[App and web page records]
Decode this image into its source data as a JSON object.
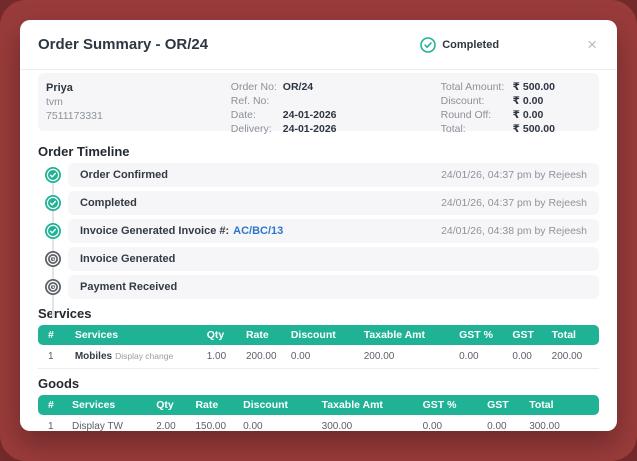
{
  "modal": {
    "title": "Order Summary - OR/24",
    "status": {
      "label": "Completed"
    },
    "close_label": "×"
  },
  "customer": {
    "name": "Priya",
    "location": "tvm",
    "phone": "7511173331"
  },
  "order": {
    "fields": [
      {
        "label": "Order No:",
        "value": "OR/24"
      },
      {
        "label": "Ref. No:",
        "value": ""
      },
      {
        "label": "Date:",
        "value": "24-01-2026"
      },
      {
        "label": "Delivery:",
        "value": "24-01-2026"
      }
    ],
    "totals": [
      {
        "label": "Total Amount:",
        "value": "₹ 500.00"
      },
      {
        "label": "Discount:",
        "value": "₹ 0.00"
      },
      {
        "label": "Round Off:",
        "value": "₹ 0.00"
      },
      {
        "label": "Total:",
        "value": "₹ 500.00"
      }
    ]
  },
  "timeline": {
    "heading": "Order Timeline",
    "events": [
      {
        "label": "Order Confirmed",
        "link": "",
        "timestamp": "24/01/26, 04:37 pm by Rejeesh",
        "state": "done",
        "icon": "check-circle-icon"
      },
      {
        "label": "Completed",
        "link": "",
        "timestamp": "24/01/26, 04:37 pm by Rejeesh",
        "state": "done",
        "icon": "check-circle-icon"
      },
      {
        "label": "Invoice Generated Invoice #:",
        "link": "AC/BC/13",
        "timestamp": "24/01/26, 04:38 pm by Rejeesh",
        "state": "done",
        "icon": "check-circle-icon"
      },
      {
        "label": "Invoice Generated",
        "link": "",
        "timestamp": "",
        "state": "pending",
        "icon": "clock-icon"
      },
      {
        "label": "Payment Received",
        "link": "",
        "timestamp": "",
        "state": "pending",
        "icon": "clock-icon"
      }
    ]
  },
  "services": {
    "heading": "Services",
    "columns": [
      "#",
      "Services",
      "Qty",
      "Rate",
      "Discount",
      "Taxable Amt",
      "GST %",
      "GST",
      "Total"
    ],
    "rows": [
      {
        "num": "1",
        "name": "Mobiles",
        "desc": "Display change",
        "qty": "1.00",
        "rate": "200.00",
        "discount": "0.00",
        "taxable": "200.00",
        "gst_pct": "0.00",
        "gst": "0.00",
        "total": "200.00"
      }
    ]
  },
  "goods": {
    "heading": "Goods",
    "columns": [
      "#",
      "Services",
      "Qty",
      "Rate",
      "Discount",
      "Taxable Amt",
      "GST %",
      "GST",
      "Total"
    ],
    "rows": [
      {
        "num": "1",
        "name": "Display TW",
        "desc": "",
        "qty": "2.00",
        "rate": "150.00",
        "discount": "0.00",
        "taxable": "300.00",
        "gst_pct": "0.00",
        "gst": "0.00",
        "total": "300.00"
      }
    ]
  },
  "colors": {
    "accent_teal": "#1fb295",
    "link_blue": "#2e77c8",
    "pending_gray": "#5d6269",
    "background_maroon": "#9a3b3b"
  }
}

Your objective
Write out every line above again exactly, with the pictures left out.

Task response
Decode this image into its source data as a JSON object.
{
  "modal": {
    "title": "Order Summary - OR/24",
    "status": {
      "label": "Completed"
    },
    "close_label": "×"
  },
  "customer": {
    "name": "Priya",
    "location": "tvm",
    "phone": "7511173331"
  },
  "order": {
    "fields": [
      {
        "label": "Order No:",
        "value": "OR/24"
      },
      {
        "label": "Ref. No:",
        "value": ""
      },
      {
        "label": "Date:",
        "value": "24-01-2026"
      },
      {
        "label": "Delivery:",
        "value": "24-01-2026"
      }
    ],
    "totals": [
      {
        "label": "Total Amount:",
        "value": "₹ 500.00"
      },
      {
        "label": "Discount:",
        "value": "₹ 0.00"
      },
      {
        "label": "Round Off:",
        "value": "₹ 0.00"
      },
      {
        "label": "Total:",
        "value": "₹ 500.00"
      }
    ]
  },
  "timeline": {
    "heading": "Order Timeline",
    "events": [
      {
        "label": "Order Confirmed",
        "link": "",
        "timestamp": "24/01/26, 04:37 pm by Rejeesh",
        "state": "done",
        "icon": "check-circle-icon"
      },
      {
        "label": "Completed",
        "link": "",
        "timestamp": "24/01/26, 04:37 pm by Rejeesh",
        "state": "done",
        "icon": "check-circle-icon"
      },
      {
        "label": "Invoice Generated Invoice #:",
        "link": "AC/BC/13",
        "timestamp": "24/01/26, 04:38 pm by Rejeesh",
        "state": "done",
        "icon": "check-circle-icon"
      },
      {
        "label": "Invoice Generated",
        "link": "",
        "timestamp": "",
        "state": "pending",
        "icon": "clock-icon"
      },
      {
        "label": "Payment Received",
        "link": "",
        "timestamp": "",
        "state": "pending",
        "icon": "clock-icon"
      }
    ]
  },
  "services": {
    "heading": "Services",
    "columns": [
      "#",
      "Services",
      "Qty",
      "Rate",
      "Discount",
      "Taxable Amt",
      "GST %",
      "GST",
      "Total"
    ],
    "rows": [
      {
        "num": "1",
        "name": "Mobiles",
        "desc": "Display change",
        "qty": "1.00",
        "rate": "200.00",
        "discount": "0.00",
        "taxable": "200.00",
        "gst_pct": "0.00",
        "gst": "0.00",
        "total": "200.00"
      }
    ]
  },
  "goods": {
    "heading": "Goods",
    "columns": [
      "#",
      "Services",
      "Qty",
      "Rate",
      "Discount",
      "Taxable Amt",
      "GST %",
      "GST",
      "Total"
    ],
    "rows": [
      {
        "num": "1",
        "name": "Display TW",
        "desc": "",
        "qty": "2.00",
        "rate": "150.00",
        "discount": "0.00",
        "taxable": "300.00",
        "gst_pct": "0.00",
        "gst": "0.00",
        "total": "300.00"
      }
    ]
  },
  "colors": {
    "accent_teal": "#1fb295",
    "link_blue": "#2e77c8",
    "pending_gray": "#5d6269",
    "background_maroon": "#9a3b3b"
  }
}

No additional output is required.